Leading Edge in conversation with Ángel Recalde, Magaging Director of Yacyretá hydroelectric power station, built over the waterfalls of Yacyretá-Apipé in the Paraná River, between Corrientes in Argentina and Ayola in Paraguay
Leading Edge (LE): How significant is Yacyretá for the country in terms of energy?
Ángel Recalde (AR): Paraguay is a country that is known as a world producer of electric power, and the largest exporter of electricity. Yacyretá is a centre with 3100 megawatts of capacity, with 20 Kaplan turbine machines, the first of which began producing in September 1994. The installation was completed in 1996 when all 20 machines began operating. We have an average annual production of 20,000 gigawatts / hour, which makes us a major producer, and a major contributor to the economy of both countries.
LE: What are your most important priorities on the table today?
AR: The technical issue. We need to make machines that are reliable and have a longer service life than they have at the moment. But another priority is the unfortunate situation of the debt we have with the Argentine government, which the governments of both Paraguay and Argentina are committed to resolving. We are working with the foreign ministers, the secretary general of Paraguay’s presidency, and his Argentinian counterpart, and attending negotiations so that an agreement can be reached which will enable Yacyretá’s debt to be reduced and paid at its current rate. We have to think of Yacyretá as viable from not only a technical but also a financial perspective. Other negotiations are related to social and environmental aspects.
LE: Where are the most recent investments made by Yacyretá? And where will the next ones be?
AR: At the moment we are in the process of restoring the machines. We also have plans to increase the number of machines in the plant from 20 to 23. The plan has been in the pipeline for some time, but now we have a new impulse, with the construction of the Aña Cuá plant, on a branch of the river. We still have major infrastructure investments in the affected area. In Encarnación we still have work to do, we will soon be constructing a ring road around the city, and in response to government initiatives for social commitment and the Senavitat agreement, we are building houses, which will help the government’s policies for reducing poverty. Unfortunately, water resources are not infinite. But we are lucky enough to have the Paraná River, which is ideal for hydroelectric development.
LE: What does Yacyretá represent for Paraguay?

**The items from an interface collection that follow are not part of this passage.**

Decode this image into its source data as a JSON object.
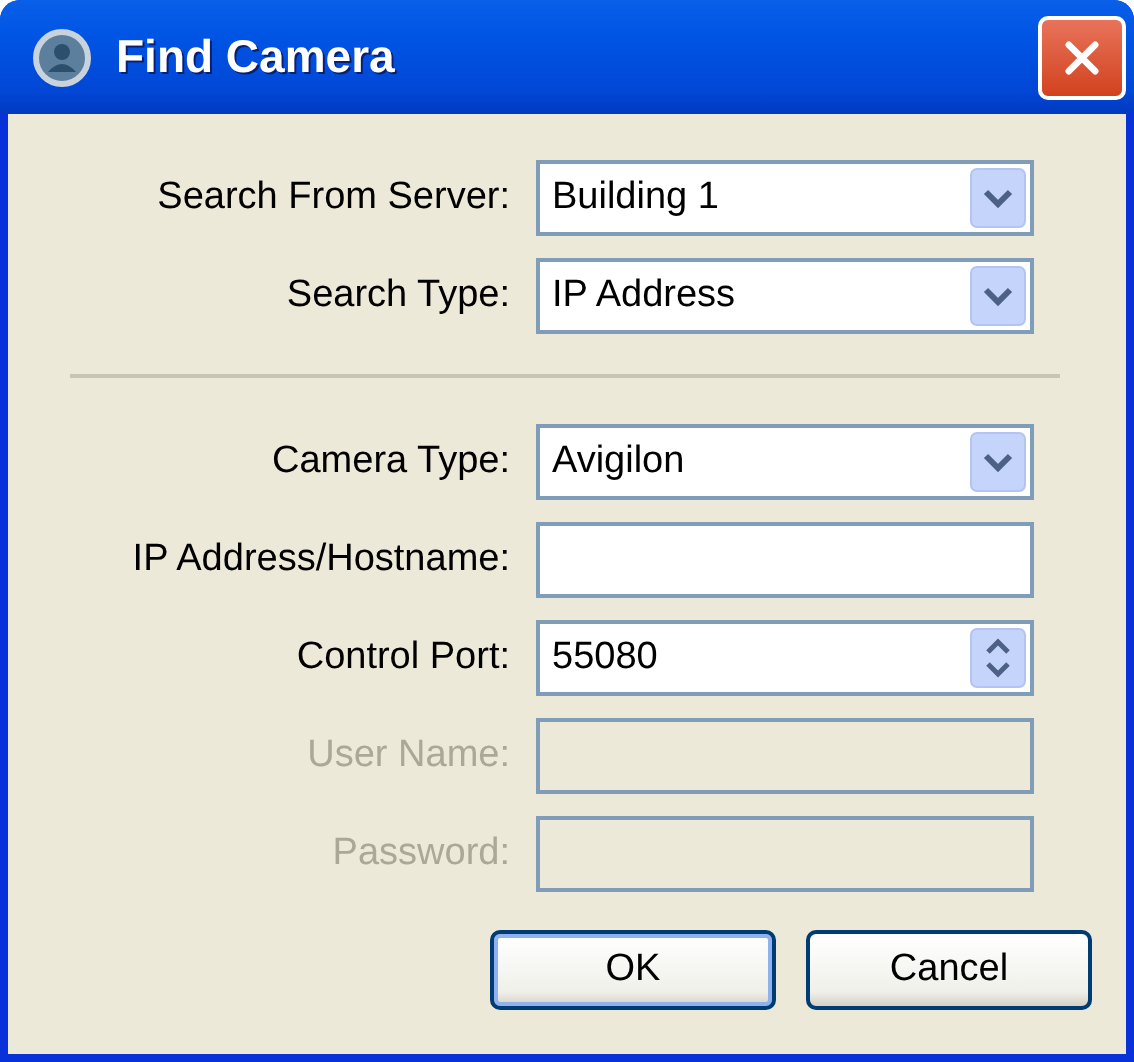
{
  "window": {
    "title": "Find Camera"
  },
  "server_fields": [
    {
      "kind": "dropdown",
      "label": "Search From Server:",
      "value": "Building 1",
      "disabled": false
    },
    {
      "kind": "dropdown",
      "label": "Search Type:",
      "value": "IP Address",
      "disabled": false
    }
  ],
  "camera_fields": [
    {
      "kind": "dropdown",
      "label": "Camera Type:",
      "value": "Avigilon",
      "disabled": false
    },
    {
      "kind": "text",
      "label": "IP Address/Hostname:",
      "disabled": false
    },
    {
      "kind": "spinner",
      "label": "Control Port:",
      "value": "55080",
      "disabled": false
    },
    {
      "kind": "text",
      "label": "User Name:",
      "disabled": true
    },
    {
      "kind": "text",
      "label": "Password:",
      "disabled": true
    }
  ],
  "buttons": [
    {
      "label": "OK",
      "default": true
    },
    {
      "label": "Cancel",
      "default": false
    }
  ]
}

AR: Apart from generating electricity, we have a social responsibility in the area, as we had to relocate some 7,000 families to groups of housing, and our responsibility to them is ongoing. Our almost 160,000-hectare reservoir has had an impact to the environment. Our environmental programme is not only compensation, we are completely and totally immersed in the project; we have signed agreements with the SEAM (Environment Secretary), and authorities and municipalities in the affected area, and we are working on improving the quality of water reaching the reservoir.
LE: What are the implications of Yacyretá on the Argentine market?
AR: Argentina as a country has a much higher demand for electricity and energy than Paraguay. Paraguay’s needs are mostly covered by Itaipu, but Argentina is currently only taking half of their corresponding production, and much of the Paraguayan energy is transferred to Argentina for its use. Paraguay uses up to 25% of its power at any given time, and around 13% of its energy.
LE: What Paraguay would you like to be projected to the world?
AR:I would like to see a more developed country. We have the appeal of available energy and low taxes to encourage investment, but we have to be better prepared.